“Yes it would be easy to lay the blame for the world’s carbon ills at Qatar and its neighbours, though in fairness we have to consider the roles manufacturing giants such as China have on global CO2 emissions. Plus the US, Canada and other nations including Venezuela certainly produce plenty of fossil fuels. But there is a slow, but undeniable change underway in the Gulf Region. Qatar, and adjacent Saudi Arabia, are beginning to invest in solar,” Zahra says.
Qatar, unlike many oil-producing countries, shares its mineral wealth with its people, from education to housing to subsidising the price of food. The government redistributes money from its resources to citizens, resulting in the record US$88,221 GDP per capita. Qatari citizens also get other perks like free electricity and water, which offers little incentive to cut back on usage.
Only 15% of Qatar's 1,7 million residents are citizens, the rest are foreign workers, ranging from Western financiers and energy executives to temporary laborers from India, Pakistan, and other Asian countries. Qatar makes most of its money GDP is $170bn a year from selling oil and gas. It has the world's third -biggest natural gas reserves and is the top supplier of liquefied natural gas, according to the US government's Energy Information Administration.
Has the world is gripped in financial crisis, with African nations struggling with mounting debt, austerity programs and political inertia, Qatar has cash, lots of it. Whether investing in a billion dollar solar plant or becoming a hub for experimental architecture and green building, the stubborn fact persists that our fate in a post-oil world party rests on countries that fed our reliance on petroleum.
Qatar has the funds, and slowly the country is mustering the political will to fund science and education programs that can help to steer us out of this fix. Businesses focused on resolving or mitigating climate change can find a friendly home in Doha.
The ripple effects of climate change have hit the Middle East as well, from the quest for investment in far off farm land to the growing thirst for energy and water.
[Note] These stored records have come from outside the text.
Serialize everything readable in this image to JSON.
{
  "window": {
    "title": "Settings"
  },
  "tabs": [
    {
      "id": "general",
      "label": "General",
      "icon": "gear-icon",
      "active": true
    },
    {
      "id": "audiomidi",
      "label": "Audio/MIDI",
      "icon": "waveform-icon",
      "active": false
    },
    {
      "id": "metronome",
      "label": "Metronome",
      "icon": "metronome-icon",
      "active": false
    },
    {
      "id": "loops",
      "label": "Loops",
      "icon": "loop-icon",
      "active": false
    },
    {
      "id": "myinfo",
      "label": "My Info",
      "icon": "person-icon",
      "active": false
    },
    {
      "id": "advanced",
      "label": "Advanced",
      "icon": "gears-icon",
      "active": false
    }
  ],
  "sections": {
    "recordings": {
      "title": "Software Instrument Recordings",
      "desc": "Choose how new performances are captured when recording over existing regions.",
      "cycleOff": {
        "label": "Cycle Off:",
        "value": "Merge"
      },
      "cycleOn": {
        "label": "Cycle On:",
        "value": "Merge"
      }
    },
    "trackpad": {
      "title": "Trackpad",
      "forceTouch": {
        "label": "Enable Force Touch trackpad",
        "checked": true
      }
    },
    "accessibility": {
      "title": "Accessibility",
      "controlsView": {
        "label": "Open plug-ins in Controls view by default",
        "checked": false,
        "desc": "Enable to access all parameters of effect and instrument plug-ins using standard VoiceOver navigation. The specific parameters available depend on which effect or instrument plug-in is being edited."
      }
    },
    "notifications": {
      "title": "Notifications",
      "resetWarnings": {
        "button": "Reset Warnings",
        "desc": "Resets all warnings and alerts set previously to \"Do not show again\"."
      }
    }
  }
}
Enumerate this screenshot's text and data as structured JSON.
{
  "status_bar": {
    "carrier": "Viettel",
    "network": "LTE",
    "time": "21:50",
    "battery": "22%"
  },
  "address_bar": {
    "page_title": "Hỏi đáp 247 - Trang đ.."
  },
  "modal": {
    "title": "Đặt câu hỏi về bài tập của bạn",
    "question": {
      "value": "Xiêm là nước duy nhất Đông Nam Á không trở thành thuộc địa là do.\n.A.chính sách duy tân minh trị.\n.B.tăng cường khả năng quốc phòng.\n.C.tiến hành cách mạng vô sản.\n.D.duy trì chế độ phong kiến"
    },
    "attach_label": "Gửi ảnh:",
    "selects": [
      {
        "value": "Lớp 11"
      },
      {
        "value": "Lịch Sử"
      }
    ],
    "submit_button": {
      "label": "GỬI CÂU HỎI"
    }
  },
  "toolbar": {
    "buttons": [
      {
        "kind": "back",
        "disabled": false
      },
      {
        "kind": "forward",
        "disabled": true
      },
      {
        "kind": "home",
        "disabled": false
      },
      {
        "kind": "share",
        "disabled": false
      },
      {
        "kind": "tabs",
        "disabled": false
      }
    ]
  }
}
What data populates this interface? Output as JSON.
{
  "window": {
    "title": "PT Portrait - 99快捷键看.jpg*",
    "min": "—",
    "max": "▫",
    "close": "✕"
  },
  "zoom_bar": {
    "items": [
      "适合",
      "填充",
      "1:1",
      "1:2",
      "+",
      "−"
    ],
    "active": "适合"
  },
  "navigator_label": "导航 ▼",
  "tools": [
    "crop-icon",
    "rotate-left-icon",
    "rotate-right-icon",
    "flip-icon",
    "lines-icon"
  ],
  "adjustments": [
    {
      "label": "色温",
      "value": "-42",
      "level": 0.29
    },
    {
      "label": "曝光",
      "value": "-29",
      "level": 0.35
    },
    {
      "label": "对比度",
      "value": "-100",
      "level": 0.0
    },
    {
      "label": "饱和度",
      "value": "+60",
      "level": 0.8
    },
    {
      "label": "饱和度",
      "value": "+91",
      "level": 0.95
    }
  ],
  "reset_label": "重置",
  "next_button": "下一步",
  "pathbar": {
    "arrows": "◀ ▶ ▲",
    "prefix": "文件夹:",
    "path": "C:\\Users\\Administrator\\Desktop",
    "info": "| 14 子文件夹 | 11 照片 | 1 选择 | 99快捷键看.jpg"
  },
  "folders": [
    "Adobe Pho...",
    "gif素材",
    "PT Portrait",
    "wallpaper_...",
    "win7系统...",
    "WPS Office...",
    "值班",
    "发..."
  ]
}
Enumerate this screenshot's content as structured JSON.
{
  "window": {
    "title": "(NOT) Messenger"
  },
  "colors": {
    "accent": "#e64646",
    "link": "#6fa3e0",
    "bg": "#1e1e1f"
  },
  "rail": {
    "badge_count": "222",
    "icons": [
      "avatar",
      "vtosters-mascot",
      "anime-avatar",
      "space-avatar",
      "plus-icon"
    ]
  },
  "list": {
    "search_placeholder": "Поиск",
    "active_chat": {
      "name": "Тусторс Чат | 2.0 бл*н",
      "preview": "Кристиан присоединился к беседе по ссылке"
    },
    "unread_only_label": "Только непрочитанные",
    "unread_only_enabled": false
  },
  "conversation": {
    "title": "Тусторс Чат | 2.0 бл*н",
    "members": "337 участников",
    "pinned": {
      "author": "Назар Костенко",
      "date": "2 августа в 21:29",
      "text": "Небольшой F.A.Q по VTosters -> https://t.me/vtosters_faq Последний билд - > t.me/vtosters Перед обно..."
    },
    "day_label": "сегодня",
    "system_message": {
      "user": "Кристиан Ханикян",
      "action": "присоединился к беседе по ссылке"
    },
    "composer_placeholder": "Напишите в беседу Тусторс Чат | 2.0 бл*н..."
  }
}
In 2008, Qataris used nearly triple the amount of carbon than the average American, at 49 metric tons per person.
But Qatar has shrugged off criticism of its record busting carbon emissions and instead extolled the virtues of its key export, natural gas.
COP18 president Abdullah Bin Hamad al-Attiyah, who is also the country’s deputy Prime Minister sought to deflect attention from his country's reputation as the world's biggest per-capita emitter of greenhouse gases.
"We should not concentrate on the 'per capita', we should concentrate on the amount... from each country, individually what they produce, because it goes to the air, open space," Attiya says.
He said that "even countries that produce coal" had in the past hosted the UN talks, and sought to portray gas as a safer, more energy-efficient alternative.
Many of the techniques developed by desert people of the centuries could be adapted to help other nations deal with climate change today, say the hosts.